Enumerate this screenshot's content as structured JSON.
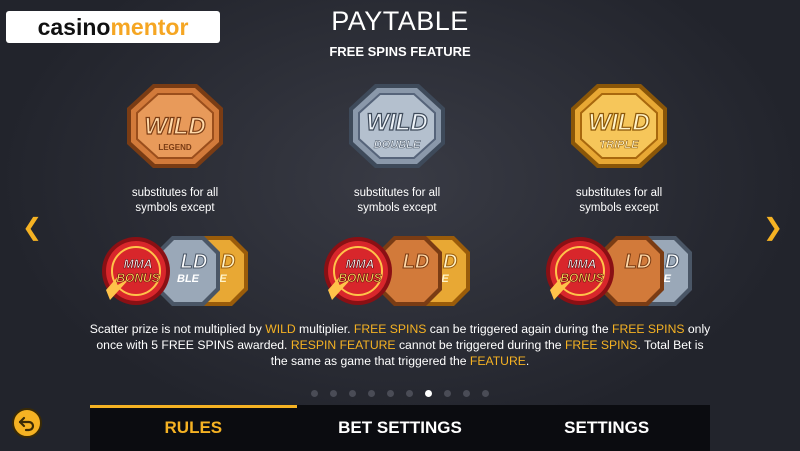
{
  "watermark": {
    "part_a": "casino",
    "part_b": "mentor"
  },
  "header": {
    "title": "PAYTABLE",
    "subtitle": "FREE SPINS FEATURE"
  },
  "columns": [
    {
      "badge_word": "WILD",
      "badge_sub": "LEGEND",
      "badge_color": "#d27a3a",
      "desc_line1": "substitutes for all",
      "desc_line2": "symbols except"
    },
    {
      "badge_word": "WILD",
      "badge_sub": "DOUBLE",
      "badge_color": "#9aa8b8",
      "desc_line1": "substitutes for all",
      "desc_line2": "symbols except"
    },
    {
      "badge_word": "WILD",
      "badge_sub": "TRIPLE",
      "badge_color": "#e8a834",
      "desc_line1": "substitutes for all",
      "desc_line2": "symbols except"
    }
  ],
  "bonus_text": "MMA BONUS",
  "bonus_top": "MMA",
  "bonus_bottom": "BONUS",
  "card_labels": {
    "ld": "LD",
    "ble": "BLE",
    "ple": "PLE"
  },
  "paragraph": {
    "s1": "Scatter prize is not multiplied by ",
    "s2": "WILD",
    "s3": " multiplier. ",
    "s4": "FREE SPINS",
    "s5": " can be triggered again during the ",
    "s6": "FREE SPINS",
    "s7": " only once with 5 FREE SPINS awarded. ",
    "s8": "RESPIN FEATURE",
    "s9": " cannot be triggered during the ",
    "s10": "FREE SPINS",
    "s11": ". Total Bet is the same as game that triggered the ",
    "s12": "FEATURE",
    "s13": "."
  },
  "pagination": {
    "total": 10,
    "active_index": 6
  },
  "tabs": [
    {
      "label": "RULES",
      "active": true
    },
    {
      "label": "BET SETTINGS",
      "active": false
    },
    {
      "label": "SETTINGS",
      "active": false
    }
  ],
  "nav": {
    "left_icon": "chevron-left-icon",
    "right_icon": "chevron-right-icon",
    "back_icon": "back-arrow-icon"
  },
  "colors": {
    "accent": "#f5b223",
    "background": "#1b1d24",
    "tab_bar": "#0b0c10",
    "bonus_red": "#d8262b"
  }
}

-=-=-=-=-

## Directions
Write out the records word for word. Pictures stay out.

## The answer
Enumerate this screenshot's content as structured JSON.
{
  "watermark": {
    "part_a": "casino",
    "part_b": "mentor"
  },
  "header": {
    "title": "PAYTABLE",
    "subtitle": "FREE SPINS FEATURE"
  },
  "columns": [
    {
      "badge_word": "WILD",
      "badge_sub": "LEGEND",
      "badge_color": "#d27a3a",
      "desc_line1": "substitutes for all",
      "desc_line2": "symbols except"
    },
    {
      "badge_word": "WILD",
      "badge_sub": "DOUBLE",
      "badge_color": "#9aa8b8",
      "desc_line1": "substitutes for all",
      "desc_line2": "symbols except"
    },
    {
      "badge_word": "WILD",
      "badge_sub": "TRIPLE",
      "badge_color": "#e8a834",
      "desc_line1": "substitutes for all",
      "desc_line2": "symbols except"
    }
  ],
  "bonus_text": "MMA BONUS",
  "bonus_top": "MMA",
  "bonus_bottom": "BONUS",
  "card_labels": {
    "ld": "LD",
    "ble": "BLE",
    "ple": "PLE"
  },
  "paragraph": {
    "s1": "Scatter prize is not multiplied by ",
    "s2": "WILD",
    "s3": " multiplier. ",
    "s4": "FREE SPINS",
    "s5": " can be triggered again during the ",
    "s6": "FREE SPINS",
    "s7": " only once with 5 FREE SPINS awarded. ",
    "s8": "RESPIN FEATURE",
    "s9": " cannot be triggered during the ",
    "s10": "FREE SPINS",
    "s11": ". Total Bet is the same as game that triggered the ",
    "s12": "FEATURE",
    "s13": "."
  },
  "pagination": {
    "total": 10,
    "active_index": 6
  },
  "tabs": [
    {
      "label": "RULES",
      "active": true
    },
    {
      "label": "BET SETTINGS",
      "active": false
    },
    {
      "label": "SETTINGS",
      "active": false
    }
  ],
  "nav": {
    "left_icon": "chevron-left-icon",
    "right_icon": "chevron-right-icon",
    "back_icon": "back-arrow-icon"
  },
  "colors": {
    "accent": "#f5b223",
    "background": "#1b1d24",
    "tab_bar": "#0b0c10",
    "bonus_red": "#d8262b"
  }
}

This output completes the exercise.